|~ La Serena’s Cellar was designed by owner, Andrea Mantengoli’s brother who is an organic architect ~
The origins of La Serena begin in 1933 when the Mantengoli family purchased the estate – all of one hectare at the time – and began producing wines mostly for local consumption. Since 1988, under the direction of Andrea Mantengoli, production has increased from 2,700 to 30,000 bottles and plantings have increased to 8 1/2 hectares. Still very, very small by some standards, but Andrea is pleased with capacity.
Today the estate is producing organic wines within their microclimate as Andrea reflects on the characteristics that make Sangiovese special in Montalcino: “Sangiovese grapes find here the perfect balance, it doesn’t need to be pushed, but it is very demanding to reach the perfect ripeness, it is wild but at the same time it changes a lot according to different soils. You can see easily the different morphology of the grapes within a short distance according to the nature and aspects of the land.”
|~ Cover crops and grasses growing between vine rows at La Serena to be used as green manure and organic fertilizer ~
Today we’re reviewing La Serena’s 2010 Brunello. Another excellent release from this small winery and yet another shining star in a vintage seemingly without a bad wine.
The 2010 is a deep, dark black ruby color that barely lightens at the edge of the bowl. In the past, I’ve called this Brunello, “Wild Thing” for it’s untamed nature and meaty characteristics. This example did not portray itself that way. It is extremely elegant.
On the nose, the wine exhibits aromas of crushed berry, flowers, roasted chestnut, and hints of tobacco leaf. On the palate, the wine has not yet developed much complexity but expresses an elegant core of ripe, juicy red fruit that at first blush appears medium bodied and lighter than many Brunello. But, it’s the elegance baby! The trailing finish allows for some iodine/blood flavors that contrast with the notes of sage and fruit.

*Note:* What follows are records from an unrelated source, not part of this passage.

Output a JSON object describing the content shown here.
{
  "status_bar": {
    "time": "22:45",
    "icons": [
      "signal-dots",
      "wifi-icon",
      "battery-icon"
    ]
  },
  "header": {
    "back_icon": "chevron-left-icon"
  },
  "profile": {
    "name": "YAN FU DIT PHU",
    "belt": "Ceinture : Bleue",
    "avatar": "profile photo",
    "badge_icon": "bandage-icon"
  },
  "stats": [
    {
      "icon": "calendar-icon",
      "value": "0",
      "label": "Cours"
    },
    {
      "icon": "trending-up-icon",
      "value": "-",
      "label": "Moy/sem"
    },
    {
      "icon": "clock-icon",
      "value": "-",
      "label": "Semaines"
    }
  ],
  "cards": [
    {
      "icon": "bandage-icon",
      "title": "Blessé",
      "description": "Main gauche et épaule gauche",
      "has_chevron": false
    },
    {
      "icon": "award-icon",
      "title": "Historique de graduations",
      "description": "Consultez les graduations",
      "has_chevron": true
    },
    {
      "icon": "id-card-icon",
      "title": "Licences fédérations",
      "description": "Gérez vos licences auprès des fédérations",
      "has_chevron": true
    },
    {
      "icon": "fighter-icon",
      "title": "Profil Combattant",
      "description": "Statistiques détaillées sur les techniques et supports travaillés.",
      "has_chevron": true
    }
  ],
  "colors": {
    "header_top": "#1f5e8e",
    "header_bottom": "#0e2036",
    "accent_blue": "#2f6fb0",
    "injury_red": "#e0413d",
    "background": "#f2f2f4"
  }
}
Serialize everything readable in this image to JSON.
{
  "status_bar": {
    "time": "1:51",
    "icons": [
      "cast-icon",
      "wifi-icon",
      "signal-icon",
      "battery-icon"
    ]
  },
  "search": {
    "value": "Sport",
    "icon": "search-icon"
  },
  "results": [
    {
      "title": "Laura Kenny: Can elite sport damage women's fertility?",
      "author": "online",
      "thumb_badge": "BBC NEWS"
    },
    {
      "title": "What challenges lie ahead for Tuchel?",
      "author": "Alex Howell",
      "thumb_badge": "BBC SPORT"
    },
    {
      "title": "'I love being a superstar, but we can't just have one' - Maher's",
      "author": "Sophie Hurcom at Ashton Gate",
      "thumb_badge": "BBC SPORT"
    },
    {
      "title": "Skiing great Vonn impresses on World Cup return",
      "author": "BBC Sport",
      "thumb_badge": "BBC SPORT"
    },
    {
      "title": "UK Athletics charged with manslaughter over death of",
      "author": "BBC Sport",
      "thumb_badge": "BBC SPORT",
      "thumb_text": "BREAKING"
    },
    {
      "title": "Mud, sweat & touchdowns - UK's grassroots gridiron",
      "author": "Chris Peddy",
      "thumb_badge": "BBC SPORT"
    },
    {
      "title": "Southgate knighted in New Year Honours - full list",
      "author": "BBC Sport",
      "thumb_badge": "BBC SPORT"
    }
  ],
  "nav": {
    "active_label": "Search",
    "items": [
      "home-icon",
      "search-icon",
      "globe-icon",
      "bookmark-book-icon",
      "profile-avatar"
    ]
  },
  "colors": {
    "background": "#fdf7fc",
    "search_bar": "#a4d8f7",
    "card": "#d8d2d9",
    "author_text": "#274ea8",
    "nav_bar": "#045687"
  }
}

La Serena is aged 2 years in oak, with 80% – 90% of the wine in cask and the balance in barrique. A very nice effort here and a good value. 93 points. About $40.
|~ The “Not So Wild” Thing ~
January 28, 2016